* **EXERCISE OBJECTIVE**
Check every line of the entries that follow, and copy the ones containing "Appbar".

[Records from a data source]
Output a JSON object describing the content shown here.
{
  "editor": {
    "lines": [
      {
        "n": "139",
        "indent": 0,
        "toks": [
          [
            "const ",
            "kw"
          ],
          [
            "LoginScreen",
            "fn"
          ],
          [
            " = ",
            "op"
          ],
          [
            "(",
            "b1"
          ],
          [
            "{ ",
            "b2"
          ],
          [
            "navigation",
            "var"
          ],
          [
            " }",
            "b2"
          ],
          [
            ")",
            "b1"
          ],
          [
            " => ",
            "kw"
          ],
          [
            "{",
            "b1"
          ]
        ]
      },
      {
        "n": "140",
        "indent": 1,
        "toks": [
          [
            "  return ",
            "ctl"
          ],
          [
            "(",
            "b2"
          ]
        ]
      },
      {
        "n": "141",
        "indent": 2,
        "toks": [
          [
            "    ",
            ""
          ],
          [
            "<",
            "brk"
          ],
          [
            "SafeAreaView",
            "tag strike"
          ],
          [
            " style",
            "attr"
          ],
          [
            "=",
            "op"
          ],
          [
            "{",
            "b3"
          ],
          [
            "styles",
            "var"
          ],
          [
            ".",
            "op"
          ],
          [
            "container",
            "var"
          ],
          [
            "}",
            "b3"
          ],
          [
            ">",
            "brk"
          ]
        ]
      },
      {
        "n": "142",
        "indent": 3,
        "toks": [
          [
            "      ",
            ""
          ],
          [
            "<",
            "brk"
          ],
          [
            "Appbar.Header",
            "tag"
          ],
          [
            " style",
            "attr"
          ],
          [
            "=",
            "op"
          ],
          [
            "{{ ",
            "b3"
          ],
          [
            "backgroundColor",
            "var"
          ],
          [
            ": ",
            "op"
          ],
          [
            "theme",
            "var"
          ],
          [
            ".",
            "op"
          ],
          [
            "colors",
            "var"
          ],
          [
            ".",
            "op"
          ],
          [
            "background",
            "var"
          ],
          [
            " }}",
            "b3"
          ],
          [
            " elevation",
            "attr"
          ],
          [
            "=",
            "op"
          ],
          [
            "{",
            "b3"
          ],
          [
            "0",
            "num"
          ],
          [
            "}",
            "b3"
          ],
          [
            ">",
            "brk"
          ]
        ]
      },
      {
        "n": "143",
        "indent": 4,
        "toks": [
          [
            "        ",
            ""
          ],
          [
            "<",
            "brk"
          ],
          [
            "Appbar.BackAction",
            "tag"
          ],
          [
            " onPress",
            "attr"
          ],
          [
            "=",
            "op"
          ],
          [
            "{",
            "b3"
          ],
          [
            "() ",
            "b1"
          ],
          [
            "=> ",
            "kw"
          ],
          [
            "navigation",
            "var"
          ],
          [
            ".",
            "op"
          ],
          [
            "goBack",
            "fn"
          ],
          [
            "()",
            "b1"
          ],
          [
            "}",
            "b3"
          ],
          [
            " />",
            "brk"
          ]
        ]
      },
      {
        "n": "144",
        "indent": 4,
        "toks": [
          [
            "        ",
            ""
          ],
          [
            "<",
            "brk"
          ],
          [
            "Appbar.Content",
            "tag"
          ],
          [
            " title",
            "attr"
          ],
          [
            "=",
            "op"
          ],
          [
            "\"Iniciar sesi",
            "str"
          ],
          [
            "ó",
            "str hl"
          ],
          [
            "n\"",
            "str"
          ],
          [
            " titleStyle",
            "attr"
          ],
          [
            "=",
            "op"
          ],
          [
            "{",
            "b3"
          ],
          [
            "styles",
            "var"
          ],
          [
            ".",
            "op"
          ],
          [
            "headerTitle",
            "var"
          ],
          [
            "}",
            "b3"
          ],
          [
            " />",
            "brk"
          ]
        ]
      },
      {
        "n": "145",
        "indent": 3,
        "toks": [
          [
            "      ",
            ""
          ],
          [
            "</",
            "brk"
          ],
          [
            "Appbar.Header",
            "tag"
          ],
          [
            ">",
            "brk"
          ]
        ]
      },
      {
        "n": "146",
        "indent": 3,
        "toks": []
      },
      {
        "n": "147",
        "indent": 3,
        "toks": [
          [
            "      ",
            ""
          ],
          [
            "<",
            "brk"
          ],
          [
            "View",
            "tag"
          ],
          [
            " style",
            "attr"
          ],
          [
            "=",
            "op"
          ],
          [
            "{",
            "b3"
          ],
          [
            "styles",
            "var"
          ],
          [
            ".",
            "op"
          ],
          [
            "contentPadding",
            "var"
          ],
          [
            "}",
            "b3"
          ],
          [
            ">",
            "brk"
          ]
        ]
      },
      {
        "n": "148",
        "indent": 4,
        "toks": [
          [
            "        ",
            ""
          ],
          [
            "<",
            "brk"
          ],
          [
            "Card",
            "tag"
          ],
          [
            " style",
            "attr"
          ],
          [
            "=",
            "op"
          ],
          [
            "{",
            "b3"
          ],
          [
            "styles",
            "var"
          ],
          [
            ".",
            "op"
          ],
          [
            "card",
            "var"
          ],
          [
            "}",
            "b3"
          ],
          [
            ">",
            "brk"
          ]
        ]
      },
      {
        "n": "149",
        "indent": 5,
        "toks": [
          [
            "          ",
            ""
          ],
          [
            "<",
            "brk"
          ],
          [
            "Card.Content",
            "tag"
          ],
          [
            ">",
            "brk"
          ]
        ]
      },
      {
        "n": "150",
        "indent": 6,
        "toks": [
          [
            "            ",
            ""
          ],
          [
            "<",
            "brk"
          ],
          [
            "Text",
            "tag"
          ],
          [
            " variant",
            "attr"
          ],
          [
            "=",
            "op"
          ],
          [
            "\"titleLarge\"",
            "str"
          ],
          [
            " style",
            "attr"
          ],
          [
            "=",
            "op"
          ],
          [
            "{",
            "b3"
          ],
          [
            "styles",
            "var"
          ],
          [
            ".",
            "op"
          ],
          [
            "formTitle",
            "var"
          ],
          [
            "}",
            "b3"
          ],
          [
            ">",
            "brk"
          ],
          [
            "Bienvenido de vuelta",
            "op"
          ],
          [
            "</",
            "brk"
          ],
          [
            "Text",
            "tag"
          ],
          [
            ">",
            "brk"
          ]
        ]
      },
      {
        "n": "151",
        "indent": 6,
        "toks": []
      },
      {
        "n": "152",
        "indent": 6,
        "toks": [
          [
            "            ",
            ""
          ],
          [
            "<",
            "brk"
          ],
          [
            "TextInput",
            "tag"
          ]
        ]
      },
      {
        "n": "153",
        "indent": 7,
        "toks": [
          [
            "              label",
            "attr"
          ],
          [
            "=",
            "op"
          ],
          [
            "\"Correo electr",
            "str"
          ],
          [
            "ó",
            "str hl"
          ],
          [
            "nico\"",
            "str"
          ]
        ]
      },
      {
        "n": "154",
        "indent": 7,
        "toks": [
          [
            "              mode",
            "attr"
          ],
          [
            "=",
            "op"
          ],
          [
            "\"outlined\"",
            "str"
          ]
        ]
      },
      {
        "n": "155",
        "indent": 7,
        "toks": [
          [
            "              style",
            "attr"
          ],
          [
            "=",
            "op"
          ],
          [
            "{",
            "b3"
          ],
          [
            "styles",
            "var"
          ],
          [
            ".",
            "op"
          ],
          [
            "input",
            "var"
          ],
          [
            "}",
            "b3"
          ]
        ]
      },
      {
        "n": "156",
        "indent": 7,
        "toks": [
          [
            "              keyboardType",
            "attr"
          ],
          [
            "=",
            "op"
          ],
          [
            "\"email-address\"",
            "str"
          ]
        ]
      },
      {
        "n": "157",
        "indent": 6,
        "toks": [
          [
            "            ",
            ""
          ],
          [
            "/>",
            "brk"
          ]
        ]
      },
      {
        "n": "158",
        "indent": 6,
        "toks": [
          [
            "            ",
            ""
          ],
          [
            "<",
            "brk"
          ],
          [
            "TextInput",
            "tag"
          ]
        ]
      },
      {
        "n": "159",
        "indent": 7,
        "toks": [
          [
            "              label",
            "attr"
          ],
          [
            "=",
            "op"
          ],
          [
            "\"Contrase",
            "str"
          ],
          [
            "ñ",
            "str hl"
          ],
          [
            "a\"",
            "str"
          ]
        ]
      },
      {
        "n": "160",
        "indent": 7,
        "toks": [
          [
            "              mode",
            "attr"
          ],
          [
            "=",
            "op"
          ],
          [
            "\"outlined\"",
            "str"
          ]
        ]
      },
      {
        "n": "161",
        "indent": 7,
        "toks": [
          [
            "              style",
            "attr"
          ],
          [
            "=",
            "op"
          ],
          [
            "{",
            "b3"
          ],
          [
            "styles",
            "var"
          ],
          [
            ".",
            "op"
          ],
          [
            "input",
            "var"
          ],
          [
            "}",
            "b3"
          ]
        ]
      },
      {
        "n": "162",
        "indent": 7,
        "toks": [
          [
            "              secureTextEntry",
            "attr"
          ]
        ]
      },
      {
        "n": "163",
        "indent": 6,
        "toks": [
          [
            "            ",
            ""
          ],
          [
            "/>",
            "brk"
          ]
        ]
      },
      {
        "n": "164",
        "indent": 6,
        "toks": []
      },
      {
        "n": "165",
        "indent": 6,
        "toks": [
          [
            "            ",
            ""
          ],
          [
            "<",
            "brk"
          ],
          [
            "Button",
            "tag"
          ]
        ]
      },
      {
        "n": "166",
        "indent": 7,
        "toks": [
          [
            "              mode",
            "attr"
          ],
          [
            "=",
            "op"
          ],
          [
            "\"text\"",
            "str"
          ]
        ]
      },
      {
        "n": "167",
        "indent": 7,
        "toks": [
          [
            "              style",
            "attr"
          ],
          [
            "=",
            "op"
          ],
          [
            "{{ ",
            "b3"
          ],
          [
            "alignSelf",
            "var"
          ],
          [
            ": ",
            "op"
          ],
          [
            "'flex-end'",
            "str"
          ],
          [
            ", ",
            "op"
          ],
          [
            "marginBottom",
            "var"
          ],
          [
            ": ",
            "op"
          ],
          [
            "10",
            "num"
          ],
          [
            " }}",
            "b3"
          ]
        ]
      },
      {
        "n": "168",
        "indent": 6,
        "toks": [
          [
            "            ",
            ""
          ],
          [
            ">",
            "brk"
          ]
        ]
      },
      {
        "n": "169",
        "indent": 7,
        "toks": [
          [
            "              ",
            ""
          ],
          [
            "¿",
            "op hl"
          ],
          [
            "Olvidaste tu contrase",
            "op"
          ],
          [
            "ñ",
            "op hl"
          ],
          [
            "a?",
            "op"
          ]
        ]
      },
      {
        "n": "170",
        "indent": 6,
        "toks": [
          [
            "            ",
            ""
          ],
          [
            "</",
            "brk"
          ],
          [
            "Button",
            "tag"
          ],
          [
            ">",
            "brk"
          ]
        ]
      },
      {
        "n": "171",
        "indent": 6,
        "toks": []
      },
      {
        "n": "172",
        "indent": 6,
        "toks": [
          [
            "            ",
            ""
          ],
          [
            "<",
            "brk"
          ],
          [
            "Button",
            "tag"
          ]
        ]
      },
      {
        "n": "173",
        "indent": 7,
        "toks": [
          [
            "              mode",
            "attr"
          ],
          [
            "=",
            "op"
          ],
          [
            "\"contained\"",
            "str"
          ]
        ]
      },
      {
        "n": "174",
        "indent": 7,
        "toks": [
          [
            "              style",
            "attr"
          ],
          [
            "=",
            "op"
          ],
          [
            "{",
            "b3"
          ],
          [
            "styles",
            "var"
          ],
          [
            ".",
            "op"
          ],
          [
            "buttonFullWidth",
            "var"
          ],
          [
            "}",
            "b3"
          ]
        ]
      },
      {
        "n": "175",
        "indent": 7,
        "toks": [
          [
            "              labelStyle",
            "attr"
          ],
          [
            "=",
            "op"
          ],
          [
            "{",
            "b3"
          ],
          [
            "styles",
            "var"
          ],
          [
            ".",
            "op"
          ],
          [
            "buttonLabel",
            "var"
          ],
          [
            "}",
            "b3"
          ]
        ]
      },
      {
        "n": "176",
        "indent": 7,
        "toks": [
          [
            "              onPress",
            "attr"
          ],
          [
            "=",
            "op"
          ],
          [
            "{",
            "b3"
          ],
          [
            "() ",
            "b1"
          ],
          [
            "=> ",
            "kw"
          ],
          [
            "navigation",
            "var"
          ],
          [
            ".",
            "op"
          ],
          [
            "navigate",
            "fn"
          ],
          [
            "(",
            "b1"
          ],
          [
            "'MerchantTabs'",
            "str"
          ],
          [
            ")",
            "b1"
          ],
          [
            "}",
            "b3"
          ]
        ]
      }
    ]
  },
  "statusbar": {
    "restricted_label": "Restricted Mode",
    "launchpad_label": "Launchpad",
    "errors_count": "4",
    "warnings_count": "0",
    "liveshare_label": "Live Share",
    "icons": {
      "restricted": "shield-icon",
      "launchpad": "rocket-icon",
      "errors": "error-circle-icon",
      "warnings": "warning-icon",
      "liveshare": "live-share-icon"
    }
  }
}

* **EXERCISE RESPONSE**
            "Appbar.Header",
            "Appbar.BackAction",
            "Appbar.Content",
            "Appbar.Header",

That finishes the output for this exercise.